* **Exercise requirements**: Every single entry should be printed exactly.

Start of Task input

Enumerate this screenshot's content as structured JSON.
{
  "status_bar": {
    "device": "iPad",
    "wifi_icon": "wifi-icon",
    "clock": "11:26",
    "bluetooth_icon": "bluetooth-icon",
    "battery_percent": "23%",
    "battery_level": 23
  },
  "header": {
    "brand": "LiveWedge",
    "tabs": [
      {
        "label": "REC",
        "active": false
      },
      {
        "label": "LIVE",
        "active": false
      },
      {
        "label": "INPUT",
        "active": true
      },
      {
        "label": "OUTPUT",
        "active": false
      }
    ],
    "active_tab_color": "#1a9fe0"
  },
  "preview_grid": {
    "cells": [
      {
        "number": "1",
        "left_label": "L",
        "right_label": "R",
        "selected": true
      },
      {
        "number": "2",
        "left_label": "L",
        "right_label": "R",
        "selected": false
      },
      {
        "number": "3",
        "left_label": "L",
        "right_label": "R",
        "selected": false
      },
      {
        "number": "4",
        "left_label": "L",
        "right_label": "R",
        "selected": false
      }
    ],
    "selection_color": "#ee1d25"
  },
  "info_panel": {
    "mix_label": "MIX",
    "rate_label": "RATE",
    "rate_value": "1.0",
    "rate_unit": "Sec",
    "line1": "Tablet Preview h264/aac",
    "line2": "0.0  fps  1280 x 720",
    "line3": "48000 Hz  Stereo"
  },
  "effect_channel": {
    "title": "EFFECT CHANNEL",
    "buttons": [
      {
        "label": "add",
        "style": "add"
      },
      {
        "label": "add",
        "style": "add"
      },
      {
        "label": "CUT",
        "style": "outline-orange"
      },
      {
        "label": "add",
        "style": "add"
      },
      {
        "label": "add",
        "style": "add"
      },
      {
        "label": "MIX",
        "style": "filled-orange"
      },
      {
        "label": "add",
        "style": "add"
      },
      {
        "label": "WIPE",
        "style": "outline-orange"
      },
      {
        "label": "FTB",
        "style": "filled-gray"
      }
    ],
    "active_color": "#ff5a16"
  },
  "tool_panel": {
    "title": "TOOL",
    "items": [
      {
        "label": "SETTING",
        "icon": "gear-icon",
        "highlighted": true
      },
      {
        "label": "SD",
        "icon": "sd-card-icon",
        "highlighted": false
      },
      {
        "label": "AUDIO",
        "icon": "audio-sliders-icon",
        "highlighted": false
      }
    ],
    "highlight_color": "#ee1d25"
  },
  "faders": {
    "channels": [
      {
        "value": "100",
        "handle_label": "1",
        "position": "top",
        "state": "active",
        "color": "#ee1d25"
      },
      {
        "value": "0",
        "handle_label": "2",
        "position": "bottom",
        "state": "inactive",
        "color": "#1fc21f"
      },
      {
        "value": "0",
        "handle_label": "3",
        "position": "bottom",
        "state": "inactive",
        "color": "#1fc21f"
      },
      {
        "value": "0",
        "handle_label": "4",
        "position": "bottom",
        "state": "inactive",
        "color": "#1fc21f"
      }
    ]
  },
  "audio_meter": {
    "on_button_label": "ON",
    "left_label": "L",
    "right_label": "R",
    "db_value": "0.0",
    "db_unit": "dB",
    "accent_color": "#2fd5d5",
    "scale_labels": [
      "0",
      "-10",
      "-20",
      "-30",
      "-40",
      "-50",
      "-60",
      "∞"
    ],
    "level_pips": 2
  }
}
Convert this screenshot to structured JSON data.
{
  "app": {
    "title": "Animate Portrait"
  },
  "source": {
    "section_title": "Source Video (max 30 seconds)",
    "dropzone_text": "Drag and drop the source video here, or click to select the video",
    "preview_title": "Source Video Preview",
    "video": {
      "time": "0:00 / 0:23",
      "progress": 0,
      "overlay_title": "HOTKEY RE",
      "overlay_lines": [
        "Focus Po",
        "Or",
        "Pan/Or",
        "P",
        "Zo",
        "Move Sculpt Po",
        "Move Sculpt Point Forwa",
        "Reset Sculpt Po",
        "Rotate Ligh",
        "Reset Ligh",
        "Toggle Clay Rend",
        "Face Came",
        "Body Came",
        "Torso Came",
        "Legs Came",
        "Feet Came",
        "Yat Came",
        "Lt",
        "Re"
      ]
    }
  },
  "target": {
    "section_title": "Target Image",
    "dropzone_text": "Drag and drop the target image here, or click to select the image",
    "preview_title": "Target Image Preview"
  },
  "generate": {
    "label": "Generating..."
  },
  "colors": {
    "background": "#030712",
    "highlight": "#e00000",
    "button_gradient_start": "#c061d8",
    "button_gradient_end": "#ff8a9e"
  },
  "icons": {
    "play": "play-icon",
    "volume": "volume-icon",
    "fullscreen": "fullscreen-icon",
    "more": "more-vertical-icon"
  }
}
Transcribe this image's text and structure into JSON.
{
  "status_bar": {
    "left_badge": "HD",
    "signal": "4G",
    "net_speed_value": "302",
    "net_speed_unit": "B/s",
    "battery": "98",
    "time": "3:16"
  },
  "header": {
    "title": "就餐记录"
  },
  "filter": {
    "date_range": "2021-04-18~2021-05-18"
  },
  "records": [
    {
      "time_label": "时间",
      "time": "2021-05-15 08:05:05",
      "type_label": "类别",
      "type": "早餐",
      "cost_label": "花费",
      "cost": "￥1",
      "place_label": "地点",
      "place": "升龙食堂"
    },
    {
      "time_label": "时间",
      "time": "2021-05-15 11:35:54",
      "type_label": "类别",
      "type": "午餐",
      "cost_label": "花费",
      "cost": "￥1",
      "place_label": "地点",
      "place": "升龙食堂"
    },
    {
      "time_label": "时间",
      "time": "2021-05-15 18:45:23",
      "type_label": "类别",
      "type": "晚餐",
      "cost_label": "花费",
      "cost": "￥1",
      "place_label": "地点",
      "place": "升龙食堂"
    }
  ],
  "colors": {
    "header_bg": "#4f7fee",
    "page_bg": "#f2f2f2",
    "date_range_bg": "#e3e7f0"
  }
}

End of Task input

* **Problem solution**:
Enumerate this screenshot's content as structured JSON.
{
  "status_bar": {
    "device": "iPad",
    "wifi_icon": "wifi-icon",
    "clock": "11:26",
    "bluetooth_icon": "bluetooth-icon",
    "battery_percent": "23%",
    "battery_level": 23
  },
  "header": {
    "brand": "LiveWedge",
    "tabs": [
      {
        "label": "REC",
        "active": false
      },
      {
        "label": "LIVE",
        "active": false
      },
      {
        "label": "INPUT",
        "active": true
      },
      {
        "label": "OUTPUT",
        "active": false
      }
    ],
    "active_tab_color": "#1a9fe0"
  },
  "preview_grid": {
    "cells": [
      {
        "number": "1",
        "left_label": "L",
        "right_label": "R",
        "selected": true
      },
      {
        "number": "2",
        "left_label": "L",
        "right_label": "R",
        "selected": false
      },
      {
        "number": "3",
        "left_label": "L",
        "right_label": "R",
        "selected": false
      },
      {
        "number": "4",
        "left_label": "L",
        "right_label": "R",
        "selected": false
      }
    ],
    "selection_color": "#ee1d25"
  },
  "info_panel": {
    "mix_label": "MIX",
    "rate_label": "RATE",
    "rate_value": "1.0",
    "rate_unit": "Sec",
    "line1": "Tablet Preview h264/aac",
    "line2": "0.0  fps  1280 x 720",
    "line3": "48000 Hz  Stereo"
  },
  "effect_channel": {
    "title": "EFFECT CHANNEL",
    "buttons": [
      {
        "label": "add",
        "style": "add"
      },
      {
        "label": "add",
        "style": "add"
      },
      {
        "label": "CUT",
        "style": "outline-orange"
      },
      {
        "label": "add",
        "style": "add"
      },
      {
        "label": "add",
        "style": "add"
      },
      {
        "label": "MIX",
        "style": "filled-orange"
      },
      {
        "label": "add",
        "style": "add"
      },
      {
        "label": "WIPE",
        "style": "outline-orange"
      },
      {
        "label": "FTB",
        "style": "filled-gray"
      }
    ],
    "active_color": "#ff5a16"
  },
  "tool_panel": {
    "title": "TOOL",
    "items": [
      {
        "label": "SETTING",
        "icon": "gear-icon",
        "highlighted": true
      },
      {
        "label": "SD",
        "icon": "sd-card-icon",
        "highlighted": false
      },
      {
        "label": "AUDIO",
        "icon": "audio-sliders-icon",
        "highlighted": false
      }
    ],
    "highlight_color": "#ee1d25"
  },
  "faders": {
    "channels": [
      {
        "value": "100",
        "handle_label": "1",
        "position": "top",
        "state": "active",
        "color": "#ee1d25"
      },
      {
        "value": "0",
        "handle_label": "2",
        "position": "bottom",
        "state": "inactive",
        "color": "#1fc21f"
      },
      {
        "value": "0",
        "handle_label": "3",
        "position": "bottom",
        "state": "inactive",
        "color": "#1fc21f"
      },
      {
        "value": "0",
        "handle_label": "4",
        "position": "bottom",
        "state": "inactive",
        "color": "#1fc21f"
      }
    ]
  },
  "audio_meter": {
    "on_button_label": "ON",
    "left_label": "L",
    "right_label": "R",
    "db_value": "0.0",
    "db_unit": "dB",
    "accent_color": "#2fd5d5",
    "scale_labels": [
      "0",
      "-10",
      "-20",
      "-30",
      "-40",
      "-50",
      "-60",
      "∞"
    ],
    "level_pips": 2
  }
}
Convert this screenshot to structured JSON data.
{
  "app": {
    "title": "Animate Portrait"
  },
  "source": {
    "section_title": "Source Video (max 30 seconds)",
    "dropzone_text": "Drag and drop the source video here, or click to select the video",
    "preview_title": "Source Video Preview",
    "video": {
      "time": "0:00 / 0:23",
      "progress": 0,
      "overlay_title": "HOTKEY RE",
      "overlay_lines": [
        "Focus Po",
        "Or",
        "Pan/Or",
        "P",
        "Zo",
        "Move Sculpt Po",
        "Move Sculpt Point Forwa",
        "Reset Sculpt Po",
        "Rotate Ligh",
        "Reset Ligh",
        "Toggle Clay Rend",
        "Face Came",
        "Body Came",
        "Torso Came",
        "Legs Came",
        "Feet Came",
        "Yat Came",
        "Lt",
        "Re"
      ]
    }
  },
  "target": {
    "section_title": "Target Image",
    "dropzone_text": "Drag and drop the target image here, or click to select the image",
    "preview_title": "Target Image Preview"
  },
  "generate": {
    "label": "Generating..."
  },
  "colors": {
    "background": "#030712",
    "highlight": "#e00000",
    "button_gradient_start": "#c061d8",
    "button_gradient_end": "#ff8a9e"
  },
  "icons": {
    "play": "play-icon",
    "volume": "volume-icon",
    "fullscreen": "fullscreen-icon",
    "more": "more-vertical-icon"
  }
}
Transcribe this image's text and structure into JSON.
{
  "status_bar": {
    "left_badge": "HD",
    "signal": "4G",
    "net_speed_value": "302",
    "net_speed_unit": "B/s",
    "battery": "98",
    "time": "3:16"
  },
  "header": {
    "title": "就餐记录"
  },
  "filter": {
    "date_range": "2021-04-18~2021-05-18"
  },
  "records": [
    {
      "time_label": "时间",
      "time": "2021-05-15 08:05:05",
      "type_label": "类别",
      "type": "早餐",
      "cost_label": "花费",
      "cost": "￥1",
      "place_label": "地点",
      "place": "升龙食堂"
    },
    {
      "time_label": "时间",
      "time": "2021-05-15 11:35:54",
      "type_label": "类别",
      "type": "午餐",
      "cost_label": "花费",
      "cost": "￥1",
      "place_label": "地点",
      "place": "升龙食堂"
    },
    {
      "time_label": "时间",
      "time": "2021-05-15 18:45:23",
      "type_label": "类别",
      "type": "晚餐",
      "cost_label": "花费",
      "cost": "￥1",
      "place_label": "地点",
      "place": "升龙食堂"
    }
  ],
  "colors": {
    "header_bg": "#4f7fee",
    "page_bg": "#f2f2f2",
    "date_range_bg": "#e3e7f0"
  }
}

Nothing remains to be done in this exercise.